[Stored data]
########

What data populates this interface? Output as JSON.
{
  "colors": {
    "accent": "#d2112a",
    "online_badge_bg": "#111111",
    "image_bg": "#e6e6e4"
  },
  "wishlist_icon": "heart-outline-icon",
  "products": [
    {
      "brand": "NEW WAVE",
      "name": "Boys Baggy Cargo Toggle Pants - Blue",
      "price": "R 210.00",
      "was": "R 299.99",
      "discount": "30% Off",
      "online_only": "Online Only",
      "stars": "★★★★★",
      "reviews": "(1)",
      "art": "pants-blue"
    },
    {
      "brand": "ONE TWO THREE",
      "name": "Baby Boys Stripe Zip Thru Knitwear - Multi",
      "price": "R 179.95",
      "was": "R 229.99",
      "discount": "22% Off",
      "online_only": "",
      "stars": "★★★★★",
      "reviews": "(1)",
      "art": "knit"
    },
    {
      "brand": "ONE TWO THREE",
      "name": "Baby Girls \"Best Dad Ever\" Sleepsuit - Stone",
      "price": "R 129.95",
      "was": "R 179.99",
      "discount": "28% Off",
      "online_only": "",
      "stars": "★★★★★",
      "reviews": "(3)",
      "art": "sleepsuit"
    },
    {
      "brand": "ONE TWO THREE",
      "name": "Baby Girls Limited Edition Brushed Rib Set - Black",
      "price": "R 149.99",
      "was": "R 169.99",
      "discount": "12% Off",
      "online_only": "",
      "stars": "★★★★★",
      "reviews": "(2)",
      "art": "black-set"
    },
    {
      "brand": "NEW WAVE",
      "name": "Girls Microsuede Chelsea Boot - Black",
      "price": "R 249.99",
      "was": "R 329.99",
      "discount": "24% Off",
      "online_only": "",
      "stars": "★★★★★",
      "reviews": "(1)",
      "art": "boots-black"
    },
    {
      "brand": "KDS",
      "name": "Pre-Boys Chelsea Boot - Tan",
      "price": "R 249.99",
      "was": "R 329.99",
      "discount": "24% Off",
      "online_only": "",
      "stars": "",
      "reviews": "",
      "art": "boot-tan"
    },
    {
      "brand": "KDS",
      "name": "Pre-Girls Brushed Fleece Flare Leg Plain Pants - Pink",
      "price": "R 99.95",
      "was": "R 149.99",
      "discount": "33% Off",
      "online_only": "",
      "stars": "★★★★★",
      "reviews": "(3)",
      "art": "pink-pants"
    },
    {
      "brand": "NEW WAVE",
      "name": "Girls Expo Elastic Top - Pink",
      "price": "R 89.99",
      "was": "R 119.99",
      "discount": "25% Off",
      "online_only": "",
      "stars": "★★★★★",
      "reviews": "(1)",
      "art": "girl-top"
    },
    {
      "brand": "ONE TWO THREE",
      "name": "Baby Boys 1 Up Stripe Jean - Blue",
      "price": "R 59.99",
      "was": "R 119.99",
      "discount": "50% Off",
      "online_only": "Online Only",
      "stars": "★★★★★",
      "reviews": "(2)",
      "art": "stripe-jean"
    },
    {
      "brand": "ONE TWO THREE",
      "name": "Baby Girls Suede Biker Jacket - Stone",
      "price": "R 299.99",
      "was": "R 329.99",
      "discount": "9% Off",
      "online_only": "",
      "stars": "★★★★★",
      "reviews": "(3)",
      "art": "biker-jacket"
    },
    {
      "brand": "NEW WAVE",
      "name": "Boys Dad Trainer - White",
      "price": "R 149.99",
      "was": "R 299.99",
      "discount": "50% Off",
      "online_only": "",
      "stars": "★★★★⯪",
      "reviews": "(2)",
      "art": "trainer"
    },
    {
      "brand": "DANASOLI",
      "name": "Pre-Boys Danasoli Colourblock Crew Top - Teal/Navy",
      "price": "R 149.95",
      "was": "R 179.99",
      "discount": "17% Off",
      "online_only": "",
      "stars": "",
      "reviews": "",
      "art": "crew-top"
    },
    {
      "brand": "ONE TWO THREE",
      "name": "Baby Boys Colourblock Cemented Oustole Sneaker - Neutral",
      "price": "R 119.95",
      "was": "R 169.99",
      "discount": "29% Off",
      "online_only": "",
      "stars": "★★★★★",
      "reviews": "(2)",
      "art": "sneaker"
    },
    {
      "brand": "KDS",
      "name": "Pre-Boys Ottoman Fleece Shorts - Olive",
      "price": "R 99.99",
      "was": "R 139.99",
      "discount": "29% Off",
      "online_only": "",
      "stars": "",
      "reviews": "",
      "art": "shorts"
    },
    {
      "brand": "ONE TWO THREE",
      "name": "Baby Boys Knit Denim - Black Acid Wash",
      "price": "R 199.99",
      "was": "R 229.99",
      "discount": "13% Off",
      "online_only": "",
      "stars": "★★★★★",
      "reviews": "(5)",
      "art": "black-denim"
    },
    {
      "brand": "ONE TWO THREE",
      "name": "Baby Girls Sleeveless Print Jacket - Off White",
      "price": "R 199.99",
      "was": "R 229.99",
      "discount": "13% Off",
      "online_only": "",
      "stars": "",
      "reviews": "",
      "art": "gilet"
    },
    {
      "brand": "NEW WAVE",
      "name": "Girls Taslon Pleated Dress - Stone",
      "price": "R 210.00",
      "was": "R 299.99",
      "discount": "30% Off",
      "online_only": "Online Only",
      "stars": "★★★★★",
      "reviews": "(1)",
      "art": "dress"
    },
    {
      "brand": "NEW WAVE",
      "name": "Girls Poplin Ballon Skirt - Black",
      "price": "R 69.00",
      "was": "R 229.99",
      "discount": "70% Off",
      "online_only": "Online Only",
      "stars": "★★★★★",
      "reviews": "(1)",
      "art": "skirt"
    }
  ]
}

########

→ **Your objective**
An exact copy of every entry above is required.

→ **Output for this task**
What data populates this interface? Output as JSON.
{
  "colors": {
    "accent": "#d2112a",
    "online_badge_bg": "#111111",
    "image_bg": "#e6e6e4"
  },
  "wishlist_icon": "heart-outline-icon",
  "products": [
    {
      "brand": "NEW WAVE",
      "name": "Boys Baggy Cargo Toggle Pants - Blue",
      "price": "R 210.00",
      "was": "R 299.99",
      "discount": "30% Off",
      "online_only": "Online Only",
      "stars": "★★★★★",
      "reviews": "(1)",
      "art": "pants-blue"
    },
    {
      "brand": "ONE TWO THREE",
      "name": "Baby Boys Stripe Zip Thru Knitwear - Multi",
      "price": "R 179.95",
      "was": "R 229.99",
      "discount": "22% Off",
      "online_only": "",
      "stars": "★★★★★",
      "reviews": "(1)",
      "art": "knit"
    },
    {
      "brand": "ONE TWO THREE",
      "name": "Baby Girls \"Best Dad Ever\" Sleepsuit - Stone",
      "price": "R 129.95",
      "was": "R 179.99",
      "discount": "28% Off",
      "online_only": "",
      "stars": "★★★★★",
      "reviews": "(3)",
      "art": "sleepsuit"
    },
    {
      "brand": "ONE TWO THREE",
      "name": "Baby Girls Limited Edition Brushed Rib Set - Black",
      "price": "R 149.99",
      "was": "R 169.99",
      "discount": "12% Off",
      "online_only": "",
      "stars": "★★★★★",
      "reviews": "(2)",
      "art": "black-set"
    },
    {
      "brand": "NEW WAVE",
      "name": "Girls Microsuede Chelsea Boot - Black",
      "price": "R 249.99",
      "was": "R 329.99",
      "discount": "24% Off",
      "online_only": "",
      "stars": "★★★★★",
      "reviews": "(1)",
      "art": "boots-black"
    },
    {
      "brand": "KDS",
      "name": "Pre-Boys Chelsea Boot - Tan",
      "price": "R 249.99",
      "was": "R 329.99",
      "discount": "24% Off",
      "online_only": "",
      "stars": "",
      "reviews": "",
      "art": "boot-tan"
    },
    {
      "brand": "KDS",
      "name": "Pre-Girls Brushed Fleece Flare Leg Plain Pants - Pink",
      "price": "R 99.95",
      "was": "R 149.99",
      "discount": "33% Off",
      "online_only": "",
      "stars": "★★★★★",
      "reviews": "(3)",
      "art": "pink-pants"
    },
    {
      "brand": "NEW WAVE",
      "name": "Girls Expo Elastic Top - Pink",
      "price": "R 89.99",
      "was": "R 119.99",
      "discount": "25% Off",
      "online_only": "",
      "stars": "★★★★★",
      "reviews": "(1)",
      "art": "girl-top"
    },
    {
      "brand": "ONE TWO THREE",
      "name": "Baby Boys 1 Up Stripe Jean - Blue",
      "price": "R 59.99",
      "was": "R 119.99",
      "discount": "50% Off",
      "online_only": "Online Only",
      "stars": "★★★★★",
      "reviews": "(2)",
      "art": "stripe-jean"
    },
    {
      "brand": "ONE TWO THREE",
      "name": "Baby Girls Suede Biker Jacket - Stone",
      "price": "R 299.99",
      "was": "R 329.99",
      "discount": "9% Off",
      "online_only": "",
      "stars": "★★★★★",
      "reviews": "(3)",
      "art": "biker-jacket"
    },
    {
      "brand": "NEW WAVE",
      "name": "Boys Dad Trainer - White",
      "price": "R 149.99",
      "was": "R 299.99",
      "discount": "50% Off",
      "online_only": "",
      "stars": "★★★★⯪",
      "reviews": "(2)",
      "art": "trainer"
    },
    {
      "brand": "DANASOLI",
      "name": "Pre-Boys Danasoli Colourblock Crew Top - Teal/Navy",
      "price": "R 149.95",
      "was": "R 179.99",
      "discount": "17% Off",
      "online_only": "",
      "stars": "",
      "reviews": "",
      "art": "crew-top"
    },
    {
      "brand": "ONE TWO THREE",
      "name": "Baby Boys Colourblock Cemented Oustole Sneaker - Neutral",
      "price": "R 119.95",
      "was": "R 169.99",
      "discount": "29% Off",
      "online_only": "",
      "stars": "★★★★★",
      "reviews": "(2)",
      "art": "sneaker"
    },
    {
      "brand": "KDS",
      "name": "Pre-Boys Ottoman Fleece Shorts - Olive",
      "price": "R 99.99",
      "was": "R 139.99",
      "discount": "29% Off",
      "online_only": "",
      "stars": "",
      "reviews": "",
      "art": "shorts"
    },
    {
      "brand": "ONE TWO THREE",
      "name": "Baby Boys Knit Denim - Black Acid Wash",
      "price": "R 199.99",
      "was": "R 229.99",
      "discount": "13% Off",
      "online_only": "",
      "stars": "★★★★★",
      "reviews": "(5)",
      "art": "black-denim"
    },
    {
      "brand": "ONE TWO THREE",
      "name": "Baby Girls Sleeveless Print Jacket - Off White",
      "price": "R 199.99",
      "was": "R 229.99",
      "discount": "13% Off",
      "online_only": "",
      "stars": "",
      "reviews": "",
      "art": "gilet"
    },
    {
      "brand": "NEW WAVE",
      "name": "Girls Taslon Pleated Dress - Stone",
      "price": "R 210.00",
      "was": "R 299.99",
      "discount": "30% Off",
      "online_only": "Online Only",
      "stars": "★★★★★",
      "reviews": "(1)",
      "art": "dress"
    },
    {
      "brand": "NEW WAVE",
      "name": "Girls Poplin Ballon Skirt - Black",
      "price": "R 69.00",
      "was": "R 229.99",
      "discount": "70% Off",
      "online_only": "Online Only",
      "stars": "★★★★★",
      "reviews": "(1)",
      "art": "skirt"
    }
  ]
}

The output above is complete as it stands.